Below: determination of the amount of capsaicin and dihydrocapsaicin in a hot sauce.
Dionex DX-120 Ion Chromatograph
The Dionex Ion Chromatograph (IC) is designed to separate ions rather than neutral molecules. The separation also involves both mobile and stationary phases, but the stationary phase carries an electrical charge to attract ions to various degrees. The detector in this system monitors the conductivity of the mobile phase. When an ion exits the column, the conductivity changes. This system is fully automated, and includes an autosampler. The autosamplers allow us to perform repetitive injections overnight, and retrieve data for analysis without wasting precious class time.
Spare Pumps, Injectors, and Detectors
We have plenty of additional HPLC components. Undergraduates use these components to piece together their own HPLC systems for laboratory experiments or research projects that don't require multiple pumps and automation.
By constructing an HPLC system, students learn practical aspects of HPLC such as: sealing a compression fitting, priming a pump, installing a column, troubleshooting, creating electrical connections for the detector, and others.
(At left: two students testing a system they constructed.)
Spare HPLC Parts
2 Beckman 110 B Pumps
3 Waters 6000A Pumps
1 Rheodyne 7725 Manual Injector
1 Altex Manual Injector
1 Waters Manual Injector
1 SSI 500 Variable Wavelength Detector
1 Dionex UV/Vis Detector
1 Beckman 164 Variable Wavelength Detector
1 Shodex R-71 Refractive Index Detector
Applications of HPLC
HPLC is one of the most widely-applied analytical separation techniques. When you start to look at some of the websites of some of the vendors that sell HPLC columns, you start to get a glimpse of just how widespread these applications are. If you can think of a complex mixture, there is probably an HPLC method that has been developed to tackle the separation. I have broken out a few application areas below, and listed a few specific separations under each of these.
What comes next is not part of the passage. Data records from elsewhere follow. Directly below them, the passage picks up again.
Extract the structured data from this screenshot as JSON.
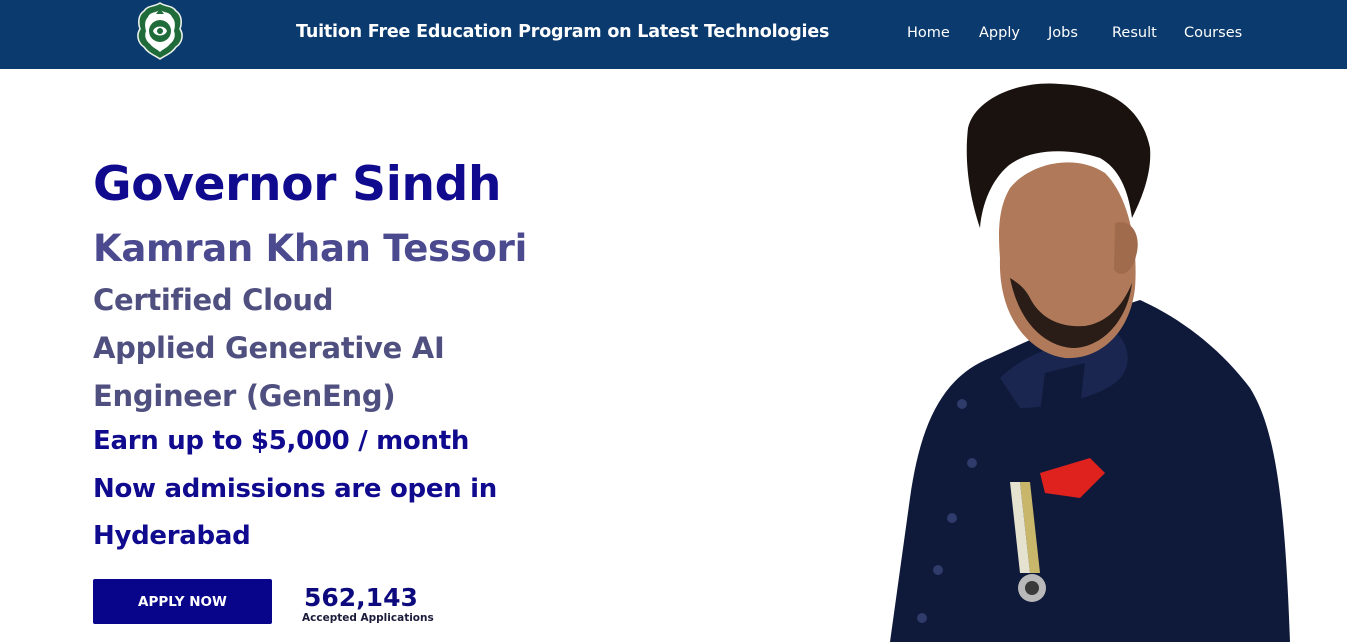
{
  "header": {
    "site_title": "Tuition Free Education Program on Latest Technologies",
    "nav": [
      "Home",
      "Apply",
      "Jobs",
      "Result",
      "Courses"
    ],
    "logo_icon": "emblem-logo-icon"
  },
  "hero": {
    "title": "Governor Sindh",
    "name": "Kamran Khan Tessori",
    "program_lines": [
      "Certified Cloud",
      "Applied Generative AI",
      "Engineer (GenEng)"
    ],
    "earnings": "Earn up to $5,000 / month",
    "admissions_line": "Now admissions are open in",
    "city": "Hyderabad",
    "apply_button": "APPLY NOW",
    "stat_value": "562,143",
    "stat_label": "Accepted Applications"
  },
  "colors": {
    "header_bg": "#0a3a6e",
    "primary": "#100a8f",
    "secondary": "#4b4a8f",
    "button_bg": "#08058a"
  }
}
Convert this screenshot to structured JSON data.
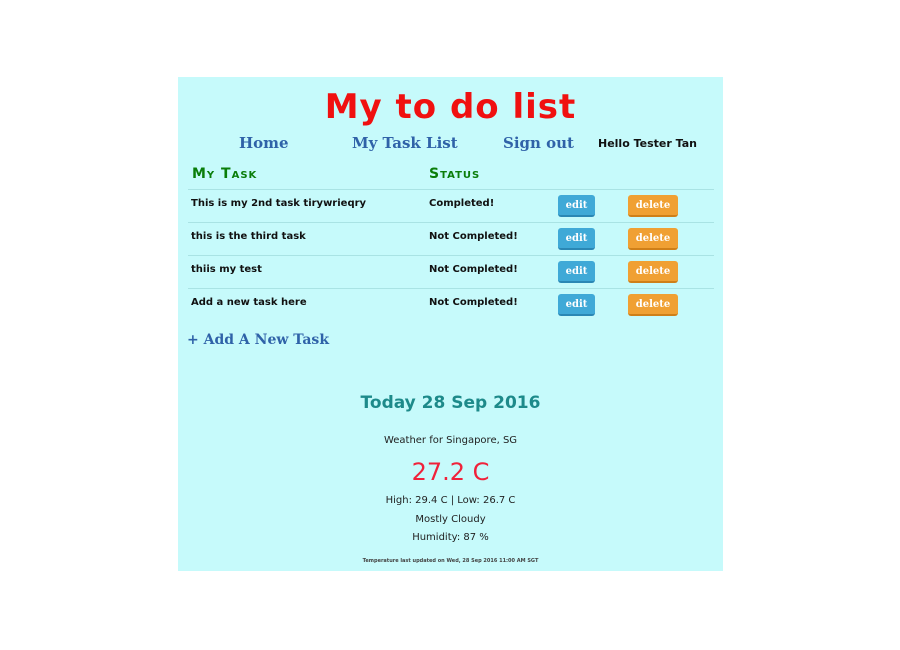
{
  "app": {
    "title": "My to do list"
  },
  "nav": {
    "home": "Home",
    "task_list": "My Task List",
    "sign_out": "Sign out",
    "greeting": "Hello Tester Tan"
  },
  "table": {
    "headers": {
      "task": "My Task",
      "status": "Status"
    },
    "rows": [
      {
        "task": "This is my 2nd task tirywrieqry",
        "status": "Completed!",
        "edit": "edit",
        "delete": "delete"
      },
      {
        "task": "this is the third task",
        "status": "Not Completed!",
        "edit": "edit",
        "delete": "delete"
      },
      {
        "task": "thiis my test",
        "status": "Not Completed!",
        "edit": "edit",
        "delete": "delete"
      },
      {
        "task": "Add a new task here",
        "status": "Not Completed!",
        "edit": "edit",
        "delete": "delete"
      }
    ]
  },
  "add_task": {
    "label": "+ Add A New Task"
  },
  "weather": {
    "today": "Today 28 Sep 2016",
    "location": "Weather for Singapore, SG",
    "temperature": "27.2 C",
    "high_low": "High: 29.4 C | Low: 26.7 C",
    "condition": "Mostly Cloudy",
    "humidity": "Humidity: 87 %",
    "last_updated": "Temperature last updated on Wed, 28 Sep 2016 11:00 AM SGT"
  },
  "colors": {
    "background": "#c6fafb",
    "title": "#f01010",
    "nav_link": "#2f62a8",
    "header": "#0a7d0a",
    "edit_button": "#3fa9d7",
    "delete_button": "#f0a033",
    "temperature": "#f0223a"
  }
}
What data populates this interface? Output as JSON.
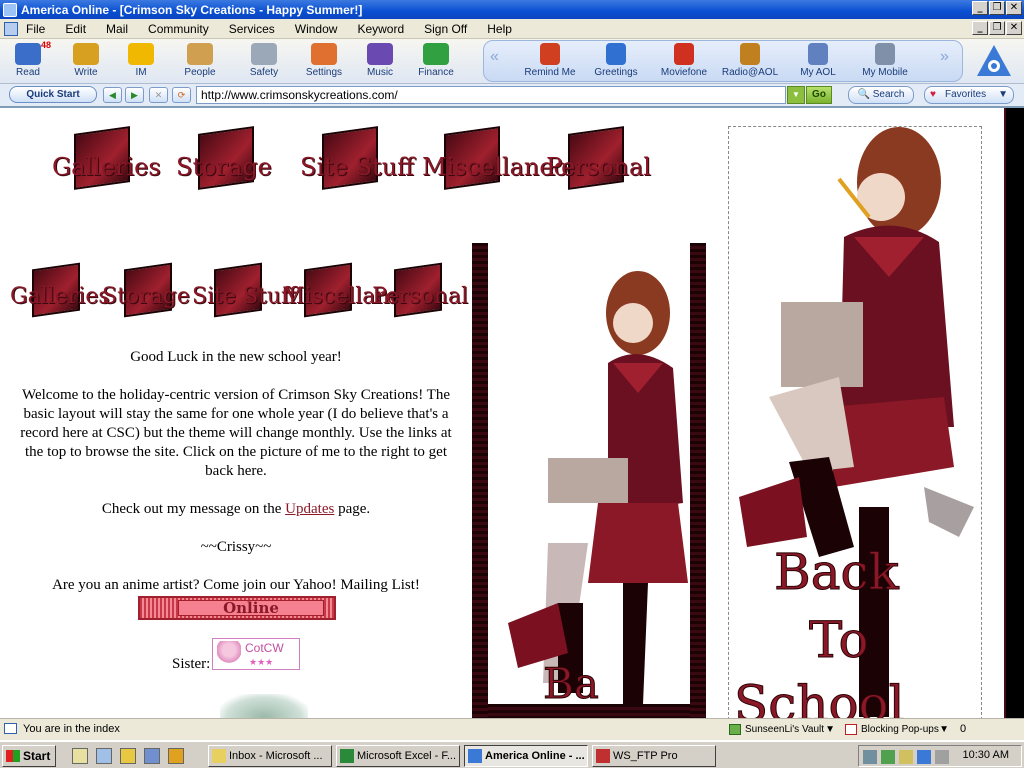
{
  "window": {
    "title": "America  Online - [Crimson Sky Creations - Happy Summer!]"
  },
  "menu": [
    "File",
    "Edit",
    "Mail",
    "Community",
    "Services",
    "Window",
    "Keyword",
    "Sign Off",
    "Help"
  ],
  "toolbar": {
    "read_badge": "48",
    "buttons": [
      {
        "label": "Read",
        "icon": "mailbox-icon",
        "color": "#3a6ec8"
      },
      {
        "label": "Write",
        "icon": "pencil-paper-icon",
        "color": "#d8a020"
      },
      {
        "label": "IM",
        "icon": "running-man-icon",
        "color": "#f0b800"
      },
      {
        "label": "People",
        "icon": "people-icon",
        "color": "#d0a050"
      },
      {
        "label": "Safety",
        "icon": "shield-icon",
        "color": "#9aa8b8"
      },
      {
        "label": "Settings",
        "icon": "settings-icon",
        "color": "#e07030"
      },
      {
        "label": "Music",
        "icon": "headphones-icon",
        "color": "#6a4ab0"
      },
      {
        "label": "Finance",
        "icon": "money-icon",
        "color": "#30a040"
      }
    ],
    "panel_buttons": [
      {
        "label": "Remind Me",
        "icon": "reminder-icon",
        "color": "#d04020"
      },
      {
        "label": "Greetings",
        "icon": "card-icon",
        "color": "#3070d0"
      },
      {
        "label": "Moviefone",
        "icon": "popcorn-icon",
        "color": "#d03020"
      },
      {
        "label": "Radio@AOL",
        "icon": "radio-icon",
        "color": "#c08020"
      },
      {
        "label": "My AOL",
        "icon": "document-icon",
        "color": "#6080c0"
      },
      {
        "label": "My Mobile",
        "icon": "phone-icon",
        "color": "#8090a8"
      }
    ]
  },
  "address": {
    "quick_start": "Quick Start",
    "url": "http://www.crimsonskycreations.com/",
    "go": "Go",
    "search": "Search",
    "favorites": "Favorites"
  },
  "page": {
    "nav_large": [
      "Galleries",
      "Storage",
      "Site Stuff",
      "Miscellaneous",
      "Personal"
    ],
    "nav_small": [
      "Galleries",
      "Storage",
      "Site Stuff",
      "Miscellaneous",
      "Personal"
    ],
    "greeting": "Good Luck in the new school year!",
    "welcome": "Welcome to the holiday-centric version of Crimson Sky Creations! The basic layout will stay the same for one whole year (I do believe that's a record here at CSC) but the theme will change monthly. Use the links at the top to browse the site. Click on the picture of me to the right to get back here.",
    "message_pre": "Check out my message on the ",
    "message_link": "Updates",
    "message_post": " page.",
    "signature": "~~Crissy~~",
    "anime_prompt": "Are you an anime artist? Come join our Yahoo! Mailing List!",
    "online_banner": "Online",
    "sister_label": "Sister:",
    "sister_badge": "CotCW",
    "back_to_school": "Back To School"
  },
  "status": {
    "message": "You are in the index",
    "vault": "SunseenLi's Vault",
    "popups": "Blocking Pop-ups",
    "count": "0"
  },
  "taskbar": {
    "start": "Start",
    "items": [
      "Inbox - Microsoft ...",
      "Microsoft Excel - F...",
      "America  Online - ...",
      "WS_FTP Pro"
    ],
    "clock": "10:30 AM"
  },
  "colors": {
    "crimson": "#8a1826",
    "dark_crimson": "#3a0810",
    "aol_blue": "#0a4fd3"
  }
}
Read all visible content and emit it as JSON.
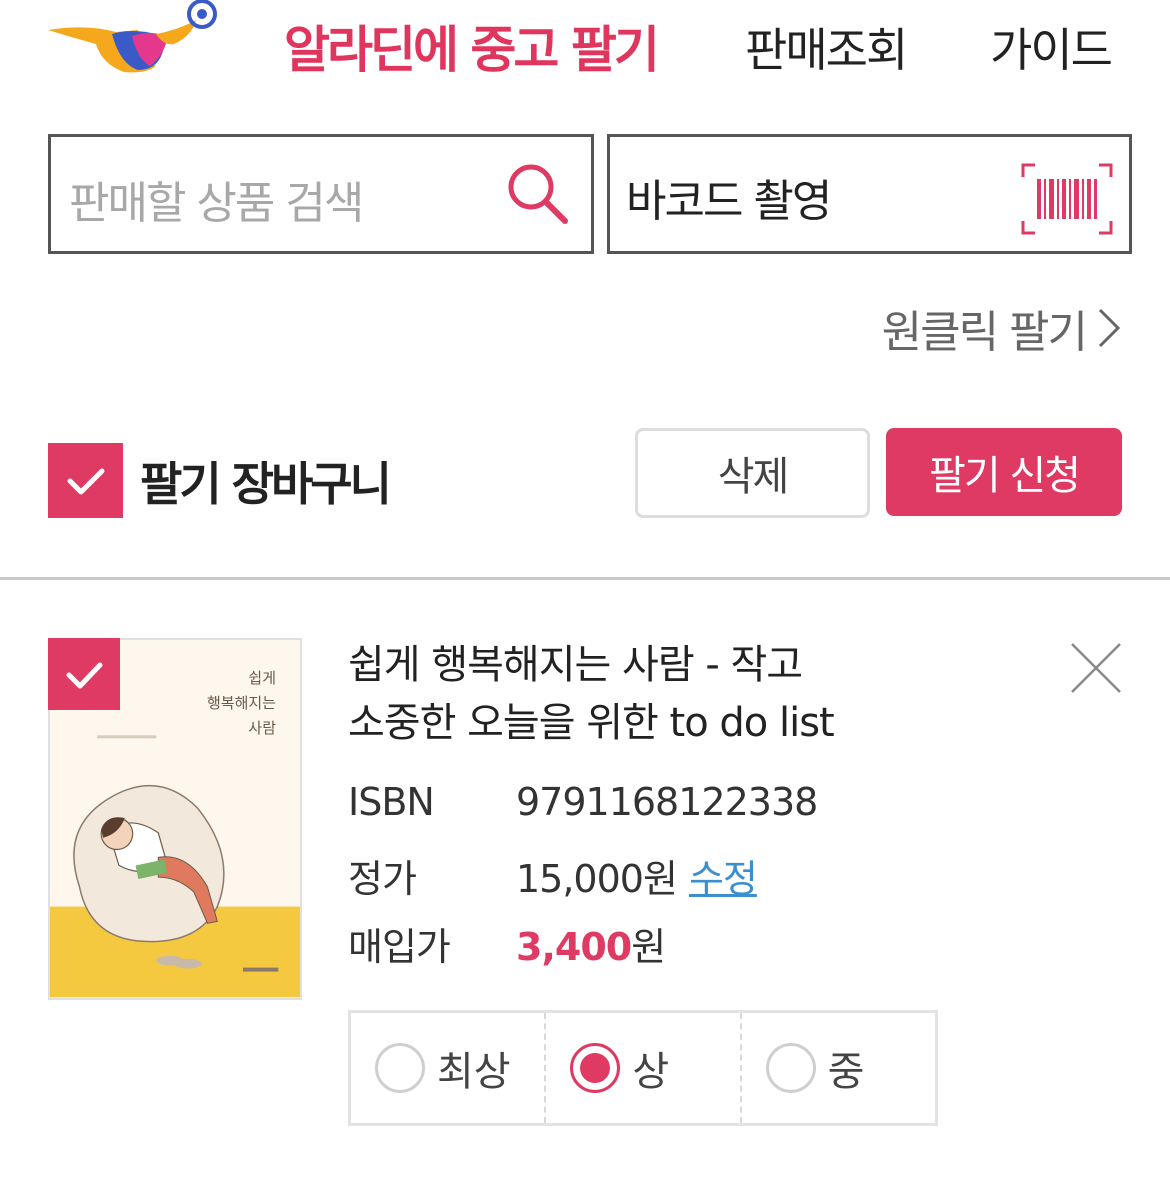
{
  "colors": {
    "accent": "#df3a63",
    "link": "#3a8fd0"
  },
  "header": {
    "title": "알라딘에 중고 팔기",
    "nav": [
      "판매조회",
      "가이드"
    ]
  },
  "search": {
    "placeholder": "판매할 상품 검색"
  },
  "barcode": {
    "label": "바코드 촬영"
  },
  "oneclick": {
    "label": "원클릭 팔기"
  },
  "cart": {
    "title": "팔기 장바구니",
    "select_all_checked": true,
    "delete_label": "삭제",
    "sell_label": "팔기 신청"
  },
  "item": {
    "checked": true,
    "title_line1": "쉽게 행복해지는 사람 - 작고",
    "title_line2": "소중한 오늘을 위한 to do list",
    "isbn_label": "ISBN",
    "isbn": "9791168122338",
    "list_price_label": "정가",
    "list_price": "15,000원",
    "edit_label": "수정",
    "buy_price_label": "매입가",
    "buy_price": "3,400",
    "buy_price_unit": "원",
    "cover_title_lines": [
      "쉽게",
      "행복해지는",
      "사람"
    ],
    "conditions": [
      {
        "label": "최상",
        "selected": false
      },
      {
        "label": "상",
        "selected": true
      },
      {
        "label": "중",
        "selected": false
      }
    ]
  }
}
Keep in mind that this is a miniscule sampling.
Tablet dissolution of pharmaceutical dosages
Shelf-life determinations of pharmaceutical products
Identification of counterfeit drug products
Pharmaceutical quality control
Phenols in Drinking Water
Identification of diphenhydramine in sediment samples
Biomonitoring of PAH pollution in high-altitude mountain lakes through the analysis of fish bile
Estrogens in coastal waters - The sewage source
Toxicity of tetracyclines and tetracycline degradation products to environmentally-relevant bacteria
Assessment of TNT toxicity in sediment
A mobile HPLC apparatus at dance parties - on-site identification and quantification of the drug Ecstasy
Identification of anabolic steroids in serum, urine, sweat, and hair
Forensic analysis of textile dyes
Determination of cocaine and metabolites in meconium
Simultaneous quantification of psychotherapeutic drugs in human plasma
Quantification of DEET in Human Urine
Analysis of antibiotics
Increased urinary excretion of aquaporin 2 in patients with liver cirrhosis
Detection of endogenous neuropeptides in brain extracellular fluids
Food and Flavor
Ensuring soft drink consistency and quality
Analysis of vicinal diketones in beer
Sugar analysis in fruit juices
Polycyclic aromatic hydrocarbons in Brazilian vegetables and fruits
Trace analysis of military high explosives in agricultural crops
Stability of aspartame in the presence of glucose and vanillin